It is now believed that the toxic plume may have been drawn under the skate park due to the action of the pumps. The chrome 6 was thought to have originated with Western Roto Engravers Color-tech, a block away. By 2000, the company had ceased to use the chemical, but it was known to be in the soil. 

City watchdog LA Wood wrote in a November 2000 commentary in the Planet: “It doesn’t take a hydrologist or toxicologist to understand this blunder, just a few facts and a little common sense. The ABCs of real estate say that before a property known to be contaminated is purchased, that either the buyer or the seller requests a Phase One technical site review which … also addresses off-site concerns. Such a study reduces the likelihood of being blindsided and stuck with the cleanup costs, such as those associated with the “newly” discovered toxic plume.” 

He continued, “If the zoning process had been conducted responsibly in 1998, a complete Phase One would have been performed at Harrison, if only to legally affirm the assumptions put forth in the re-zoning of the site for recreational use.” 

The city decided to have the park redesigned above the water table. 

Karen Craig, a member of the Disability Commission, wrote the Berkeley Voice in December 2000: “I do not believe raising the level of concrete will be the answer. Do we want our kids skateboarding in concrete bowls that supposedly cover up contamination?” 

Craig said Doug Fielding, first a lobbyist and then a contractor for the project, should share the blame. 

“Doug Fielding, who convinced the city to okay these parks and playing fields, has the contract to build the park through the Association of Sports Field Users. He still claims the concrete will protect the kids from contamination. I didn’t believe him the first time and I don’t believe him the second,” she wrote. 

The redesigned park held its grand opening Sept. 15, 2002, but was shut down three months later, when city workers again found low levels of chrome 6.  

A city press release announcing the June 7, 2003 re-opening of the park stated: “The city has cleaned and tested the skate park to assure that chrome 6-contaminated-water infiltration occurring last winter will not affect the use of the facility during dry weather ... The city has also retained a geotechnical consulting firm to determine why the groundwater has penetrated the skate park despite a design that should have prevented this situation. In addition, this firm will propose long-term solutions to prevent such an event from happening in the future.” 

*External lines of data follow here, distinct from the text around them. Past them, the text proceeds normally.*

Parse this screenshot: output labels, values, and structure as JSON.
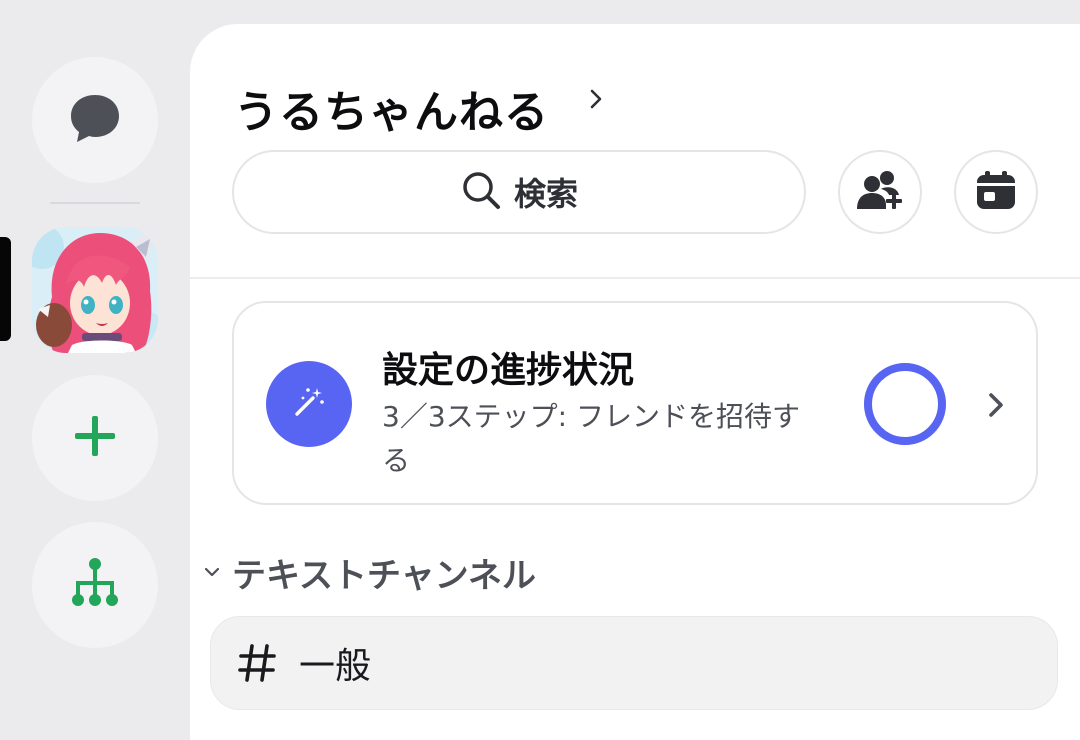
{
  "server": {
    "name": "うるちゃんねる"
  },
  "search": {
    "label": "検索"
  },
  "setup_progress": {
    "title": "設定の進捗状況",
    "subtitle": "3／3ステップ: フレンドを招待する",
    "progress": 1.0
  },
  "channels": {
    "category_label": "テキストチャンネル",
    "items": [
      {
        "name": "一般"
      }
    ]
  },
  "icons": {
    "rail_dm": "chat-bubble-icon",
    "rail_add": "plus-icon",
    "rail_discover": "hub-tree-icon",
    "search": "search-icon",
    "invite": "add-member-icon",
    "events": "calendar-icon",
    "setup": "magic-wand-icon",
    "channel": "hash-icon"
  },
  "colors": {
    "accent": "#5865f2",
    "green": "#23a55a",
    "rail_bg": "#ebebed",
    "panel_bg": "#ffffff"
  }
}
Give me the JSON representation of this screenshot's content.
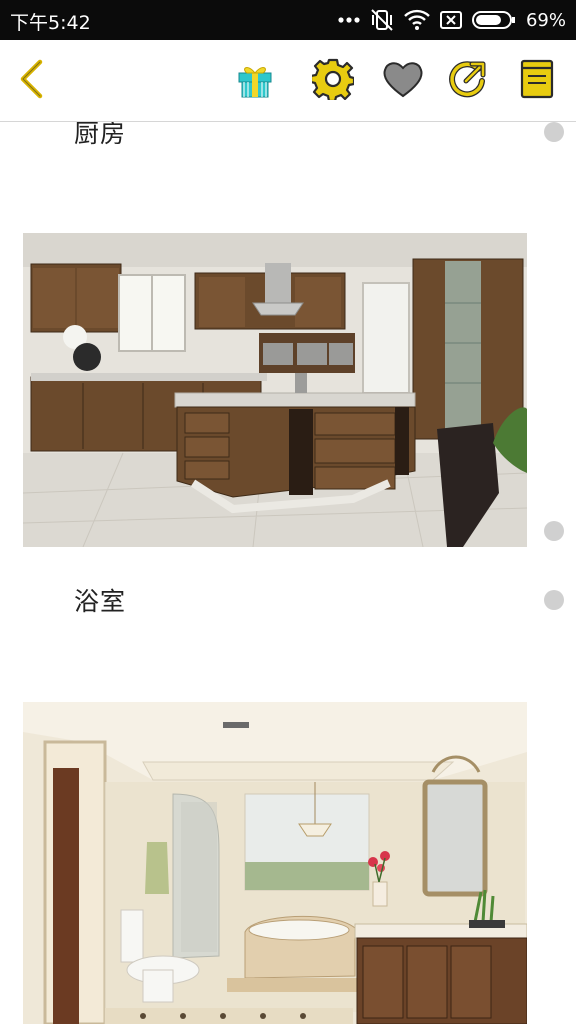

Problems continue 

Still, problems persist. While chrome 6 is no longer a problem, Scott Ferris, recreation manager, told the Planet on Friday that he saw the cracks and crevices at the park when he came to work with the city two years ago.  

“It’s gotten a lot worse in the last two years,” Ferris said, noting that skate-park specialist A.J. Vasconi General Engineering of Concord has a $40,000 contract to work on the park, beginning at the end of the month. That fix will not be permanent—it is expected to last about two years, Ferris said, noting that the funds will come from the Public Works Emergency Fund. 

“We don’t know where the problems are coming from,” Caronna said.  

Toxics Manager Nabil Al Hadithy said he would hazard an educated guess, but underscored that he is not an engineer. 

“The cracking has nothing to do with the ground water,” Al Hadithy told the Planet Friday. It is likely either a faulty design of the structure or the use of poor materials or both, he said, explaining that the ground water should be able to infiltrate the structure without cracking the concrete.  

LA Wood told the Planet Friday that there’s plenty of blame to spread around, but the bottom line is that the city should have had better oversight. 

“This is city government at its worst,” he said.